Tonight we started from The Bells of Peover, with a pint of Bombardier. As we had allowed an hour for the journey, and it took half that time, it was a very leisurely drink that we enjoyed before Andrew, tonight’s leader, turned up and directed us along his well planned route.
Bells of Peover is a Grade I listed building which dates back to the mid 13th Century. It was originally known as the Warren de Tabley Arms but was changed to the present title in the 1890s. Many people think it gets its name from the church bells next door, but it was named after the Bell family who continued to run it for several generations. George Bell is buried just 50 yards away in the adjoining church. The Stars and Stripes fly alongside the Union Jack because Eisenhower and Patton were stationed nearby at the Hall during the war and held strategy meetings in the bar at the pub!

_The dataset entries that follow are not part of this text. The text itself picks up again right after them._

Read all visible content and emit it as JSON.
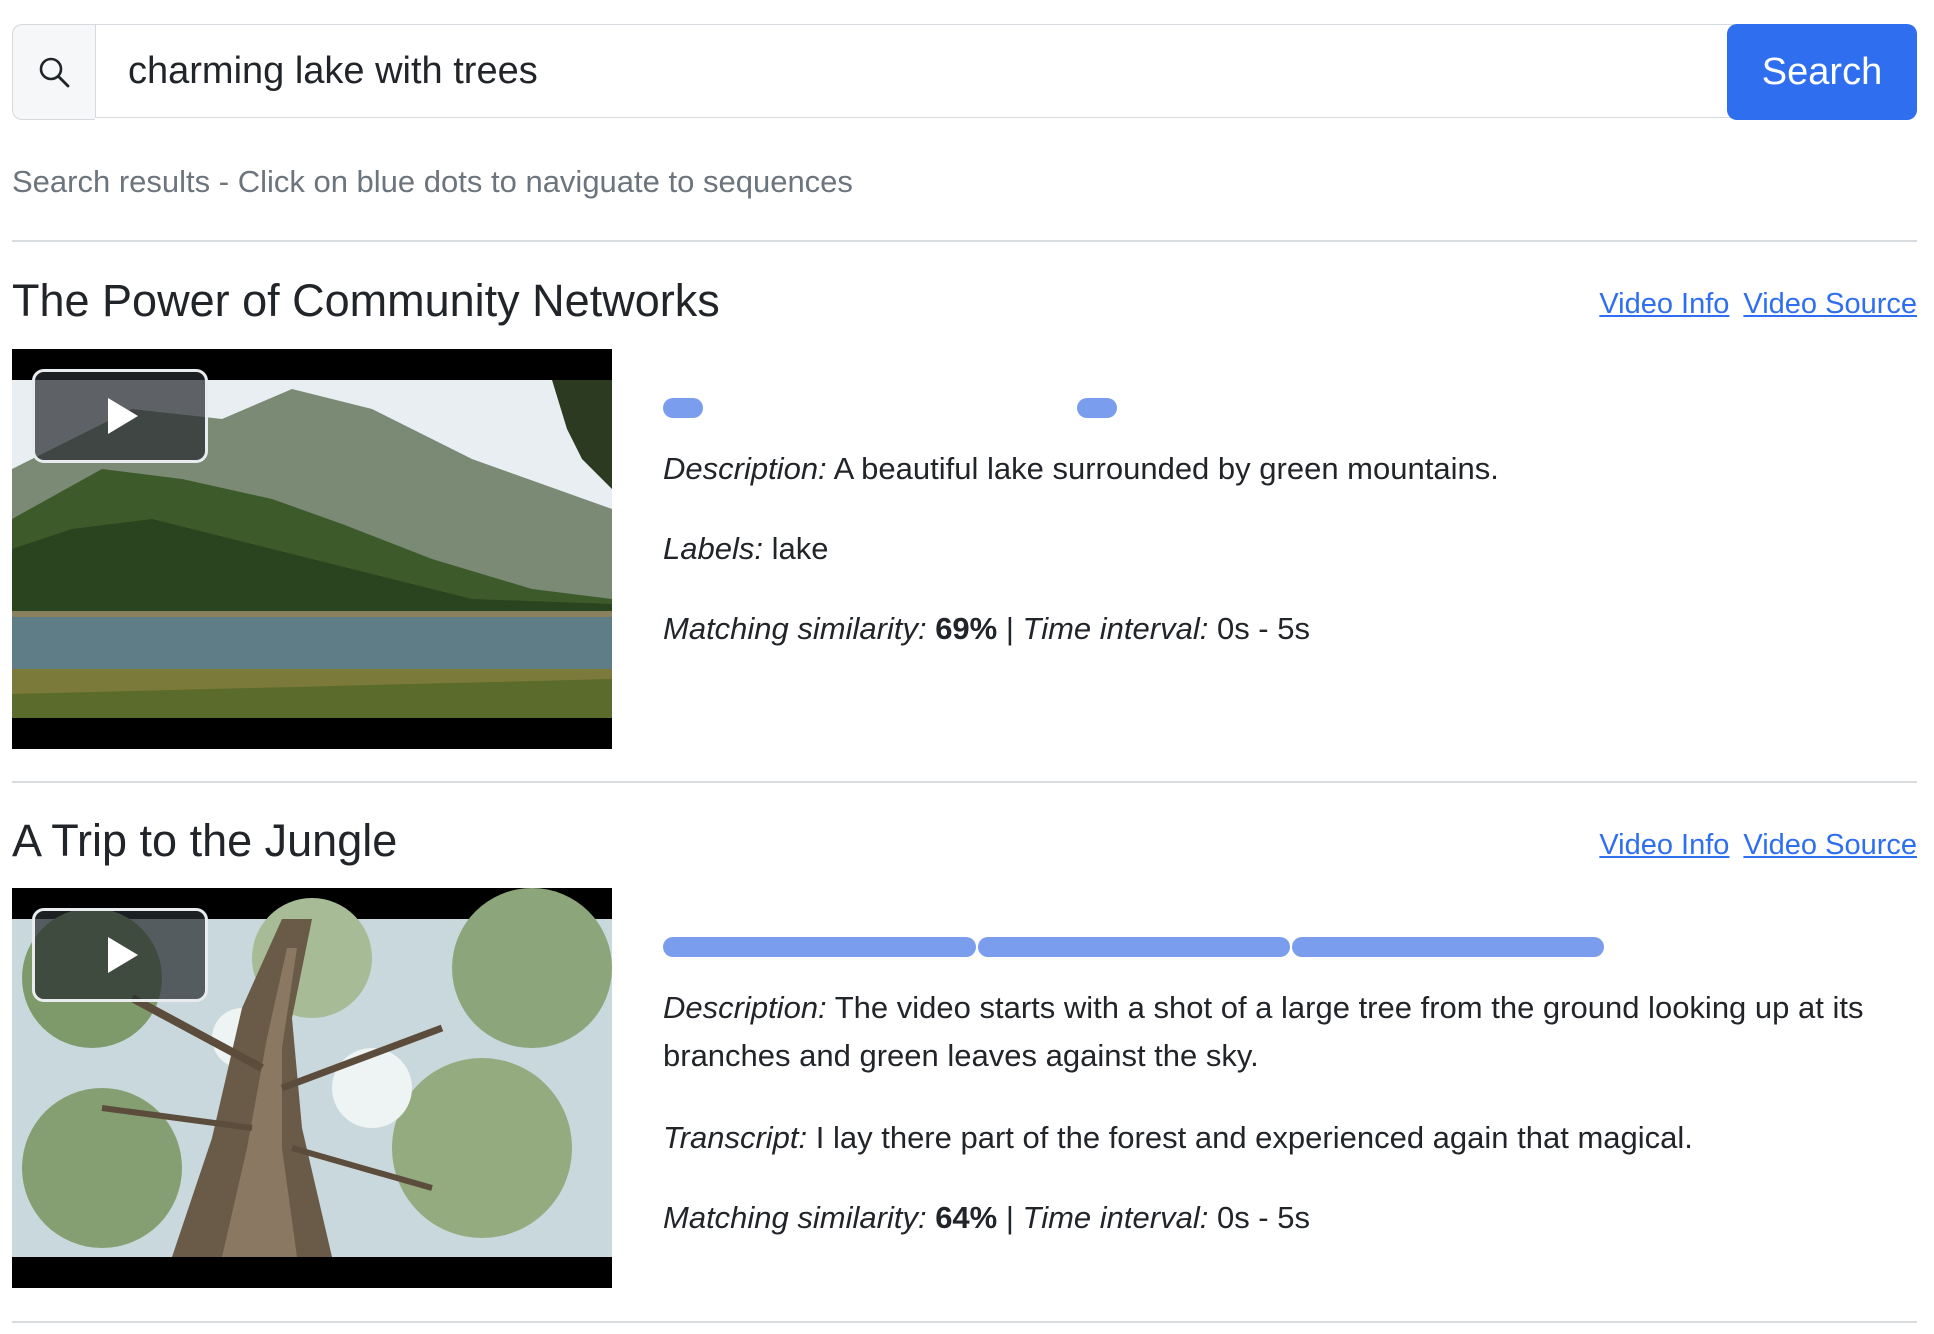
{
  "search": {
    "icon": "search-icon",
    "value": "charming lake with trees",
    "button_label": "Search",
    "accent": "#2f6fef"
  },
  "hint": "Search results - Click on blue dots to naviguate to sequences",
  "results": [
    {
      "title": "The Power of Community Networks",
      "video_info": "Video Info",
      "video_source": "Video Source",
      "thumbnail": "lake-with-mountains-thumbnail",
      "description_label": "Description:",
      "description": "A beautiful lake surrounded by green mountains.",
      "labels_label": "Labels:",
      "labels": "lake",
      "similarity_label": "Matching similarity:",
      "similarity": "69%",
      "separator": "|",
      "interval_label": "Time interval:",
      "interval": "0s - 5s"
    },
    {
      "title": "A Trip to the Jungle",
      "video_info": "Video Info",
      "video_source": "Video Source",
      "thumbnail": "tree-looking-up-thumbnail",
      "description_label": "Description:",
      "description": "The video starts with a shot of a large tree from the ground looking up at its branches and green leaves against the sky.",
      "transcript_label": "Transcript:",
      "transcript": "I lay there part of the forest and experienced again that magical.",
      "similarity_label": "Matching similarity:",
      "similarity": "64%",
      "separator": "|",
      "interval_label": "Time interval:",
      "interval": "0s - 5s"
    }
  ]
}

It was a clear night, but warm enough for sandals and a thin fleece. As we tramped through the fresh Cheshire countryside the sun sank slowly behind us, illuminating Andrew’s carefully produced map of the route, and giving the trees above us a pinkish glow at dusk.
Whilst Andrew got edgy about the timing of his next pint, Sue enjoyed the company of these two frisky horses.Before long, we had zoomed past the Whipping Stocks and were homing in to the discordant clangs of five of Lower Peover church’s six bells, the ringing practice turnout being somewhat inadequate tonight. Continuing down pleasant paths and over a busy mill race, we soon arrived at our destination. The clangers had just about finished, so we were able to restrain Sue from stepping into the breach and calm her down with a glass of cider.
Here’s the route, 9 km with 50 metres of ascent (Cheshire has a gentle slant, according to Andrew) and taking just under two hours.